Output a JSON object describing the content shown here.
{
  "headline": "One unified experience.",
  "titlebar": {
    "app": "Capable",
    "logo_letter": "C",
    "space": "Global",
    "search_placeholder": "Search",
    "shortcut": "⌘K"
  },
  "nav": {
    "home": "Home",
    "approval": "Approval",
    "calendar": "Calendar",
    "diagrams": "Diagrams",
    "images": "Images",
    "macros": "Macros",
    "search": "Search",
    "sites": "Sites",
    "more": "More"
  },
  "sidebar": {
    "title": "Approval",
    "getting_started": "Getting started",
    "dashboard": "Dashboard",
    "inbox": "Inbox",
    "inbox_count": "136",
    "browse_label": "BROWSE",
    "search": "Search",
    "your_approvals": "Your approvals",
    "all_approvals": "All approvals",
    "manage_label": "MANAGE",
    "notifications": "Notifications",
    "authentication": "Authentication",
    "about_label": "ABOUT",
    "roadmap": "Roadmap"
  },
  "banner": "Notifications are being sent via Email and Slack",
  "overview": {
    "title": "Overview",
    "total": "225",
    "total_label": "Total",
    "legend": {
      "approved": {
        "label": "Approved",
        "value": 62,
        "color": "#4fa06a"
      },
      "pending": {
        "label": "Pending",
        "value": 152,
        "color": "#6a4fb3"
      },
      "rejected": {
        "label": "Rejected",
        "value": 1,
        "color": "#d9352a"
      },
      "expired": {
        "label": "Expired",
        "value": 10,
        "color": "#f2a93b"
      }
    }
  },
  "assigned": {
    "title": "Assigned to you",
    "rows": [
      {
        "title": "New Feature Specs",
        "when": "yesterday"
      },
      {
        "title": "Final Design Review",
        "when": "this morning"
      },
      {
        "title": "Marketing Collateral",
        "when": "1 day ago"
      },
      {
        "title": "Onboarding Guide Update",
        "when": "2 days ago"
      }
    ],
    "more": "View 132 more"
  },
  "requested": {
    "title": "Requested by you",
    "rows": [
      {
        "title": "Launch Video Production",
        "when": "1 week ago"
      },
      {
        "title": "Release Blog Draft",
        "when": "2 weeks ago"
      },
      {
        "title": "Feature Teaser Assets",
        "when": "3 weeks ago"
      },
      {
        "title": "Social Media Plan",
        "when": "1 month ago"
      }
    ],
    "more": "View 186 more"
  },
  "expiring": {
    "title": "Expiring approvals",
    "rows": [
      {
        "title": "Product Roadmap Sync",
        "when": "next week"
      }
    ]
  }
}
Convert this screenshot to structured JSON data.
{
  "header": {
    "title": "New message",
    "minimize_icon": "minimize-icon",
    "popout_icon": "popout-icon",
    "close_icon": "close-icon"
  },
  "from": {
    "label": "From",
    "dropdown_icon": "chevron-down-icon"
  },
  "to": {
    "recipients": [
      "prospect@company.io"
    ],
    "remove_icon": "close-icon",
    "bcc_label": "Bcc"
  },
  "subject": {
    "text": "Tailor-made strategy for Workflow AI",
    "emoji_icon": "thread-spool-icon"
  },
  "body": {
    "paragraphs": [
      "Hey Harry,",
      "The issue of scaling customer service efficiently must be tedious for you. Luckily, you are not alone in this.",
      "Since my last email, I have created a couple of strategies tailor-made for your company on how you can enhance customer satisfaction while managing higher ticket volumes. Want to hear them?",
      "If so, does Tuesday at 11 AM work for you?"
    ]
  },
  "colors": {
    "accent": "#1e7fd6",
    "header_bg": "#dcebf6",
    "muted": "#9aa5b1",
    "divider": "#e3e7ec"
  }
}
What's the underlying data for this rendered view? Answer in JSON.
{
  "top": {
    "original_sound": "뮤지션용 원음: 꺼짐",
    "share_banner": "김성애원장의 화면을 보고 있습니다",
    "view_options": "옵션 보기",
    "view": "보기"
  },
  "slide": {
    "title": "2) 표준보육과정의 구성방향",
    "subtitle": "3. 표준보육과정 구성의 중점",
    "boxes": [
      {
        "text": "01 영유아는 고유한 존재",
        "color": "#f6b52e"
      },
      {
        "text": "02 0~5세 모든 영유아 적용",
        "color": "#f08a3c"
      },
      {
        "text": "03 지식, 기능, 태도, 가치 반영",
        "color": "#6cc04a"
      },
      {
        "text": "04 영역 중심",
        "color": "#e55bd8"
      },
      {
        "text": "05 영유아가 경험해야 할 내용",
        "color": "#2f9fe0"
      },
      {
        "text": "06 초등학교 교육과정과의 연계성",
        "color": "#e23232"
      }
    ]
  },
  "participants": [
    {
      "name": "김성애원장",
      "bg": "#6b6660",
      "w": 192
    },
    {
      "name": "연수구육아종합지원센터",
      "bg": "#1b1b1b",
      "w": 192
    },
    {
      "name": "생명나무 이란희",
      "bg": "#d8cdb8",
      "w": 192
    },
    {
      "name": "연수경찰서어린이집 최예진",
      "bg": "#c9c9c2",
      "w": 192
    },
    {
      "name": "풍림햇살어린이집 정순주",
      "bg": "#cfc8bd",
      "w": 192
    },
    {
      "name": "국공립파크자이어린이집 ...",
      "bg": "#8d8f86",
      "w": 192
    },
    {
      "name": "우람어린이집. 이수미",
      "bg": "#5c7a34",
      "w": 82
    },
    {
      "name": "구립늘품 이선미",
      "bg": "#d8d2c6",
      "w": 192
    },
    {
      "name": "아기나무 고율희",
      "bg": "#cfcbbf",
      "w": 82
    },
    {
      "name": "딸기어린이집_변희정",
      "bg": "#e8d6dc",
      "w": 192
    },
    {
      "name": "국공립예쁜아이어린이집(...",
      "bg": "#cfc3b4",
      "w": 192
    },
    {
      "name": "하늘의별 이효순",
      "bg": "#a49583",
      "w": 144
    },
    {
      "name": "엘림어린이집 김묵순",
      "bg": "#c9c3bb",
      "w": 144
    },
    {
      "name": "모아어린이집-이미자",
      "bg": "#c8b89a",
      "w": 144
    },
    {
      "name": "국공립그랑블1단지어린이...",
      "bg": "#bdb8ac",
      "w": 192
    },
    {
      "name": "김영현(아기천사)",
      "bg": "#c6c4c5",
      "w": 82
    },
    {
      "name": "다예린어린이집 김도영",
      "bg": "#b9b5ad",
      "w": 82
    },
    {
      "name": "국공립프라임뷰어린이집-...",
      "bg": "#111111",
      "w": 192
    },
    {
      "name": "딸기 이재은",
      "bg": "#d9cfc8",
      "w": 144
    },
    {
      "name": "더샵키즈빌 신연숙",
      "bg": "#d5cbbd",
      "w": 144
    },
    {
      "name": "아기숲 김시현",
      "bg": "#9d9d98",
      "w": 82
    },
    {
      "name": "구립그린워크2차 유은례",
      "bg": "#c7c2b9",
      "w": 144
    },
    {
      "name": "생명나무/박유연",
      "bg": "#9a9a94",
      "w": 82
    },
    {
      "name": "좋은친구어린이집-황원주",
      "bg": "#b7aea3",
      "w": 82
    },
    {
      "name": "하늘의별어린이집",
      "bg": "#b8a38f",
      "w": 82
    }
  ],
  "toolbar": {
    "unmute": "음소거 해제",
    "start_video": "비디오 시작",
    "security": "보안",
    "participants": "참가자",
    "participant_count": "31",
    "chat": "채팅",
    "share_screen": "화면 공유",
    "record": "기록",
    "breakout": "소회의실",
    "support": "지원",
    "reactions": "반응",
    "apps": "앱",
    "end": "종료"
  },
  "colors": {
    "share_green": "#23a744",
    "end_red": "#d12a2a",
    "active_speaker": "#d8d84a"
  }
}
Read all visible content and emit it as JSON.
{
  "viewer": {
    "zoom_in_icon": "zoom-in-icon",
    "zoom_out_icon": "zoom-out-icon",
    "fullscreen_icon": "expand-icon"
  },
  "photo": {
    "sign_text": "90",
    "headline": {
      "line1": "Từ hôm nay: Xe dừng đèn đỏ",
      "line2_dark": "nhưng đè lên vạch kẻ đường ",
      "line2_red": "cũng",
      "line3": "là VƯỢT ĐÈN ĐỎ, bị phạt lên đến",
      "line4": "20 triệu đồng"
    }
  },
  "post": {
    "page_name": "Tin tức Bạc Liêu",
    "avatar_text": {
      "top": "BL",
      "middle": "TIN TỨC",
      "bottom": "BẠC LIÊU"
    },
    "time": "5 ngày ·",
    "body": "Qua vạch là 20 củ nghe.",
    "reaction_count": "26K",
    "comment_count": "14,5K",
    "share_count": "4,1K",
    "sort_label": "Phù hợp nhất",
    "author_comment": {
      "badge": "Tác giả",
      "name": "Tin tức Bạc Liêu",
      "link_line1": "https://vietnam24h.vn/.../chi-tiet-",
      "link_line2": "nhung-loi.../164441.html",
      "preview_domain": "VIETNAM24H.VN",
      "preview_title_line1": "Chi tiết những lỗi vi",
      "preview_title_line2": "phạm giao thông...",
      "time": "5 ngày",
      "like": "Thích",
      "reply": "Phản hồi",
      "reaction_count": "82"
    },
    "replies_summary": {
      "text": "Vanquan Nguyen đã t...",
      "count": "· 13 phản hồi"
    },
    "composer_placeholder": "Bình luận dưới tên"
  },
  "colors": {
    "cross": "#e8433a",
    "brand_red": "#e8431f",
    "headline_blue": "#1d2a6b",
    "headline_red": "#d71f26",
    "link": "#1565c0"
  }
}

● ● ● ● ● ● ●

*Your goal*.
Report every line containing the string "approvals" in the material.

*Solved problem*.
    "your_approvals": "Your approvals",
    "all_approvals": "All approvals",
    "title": "Expiring approvals",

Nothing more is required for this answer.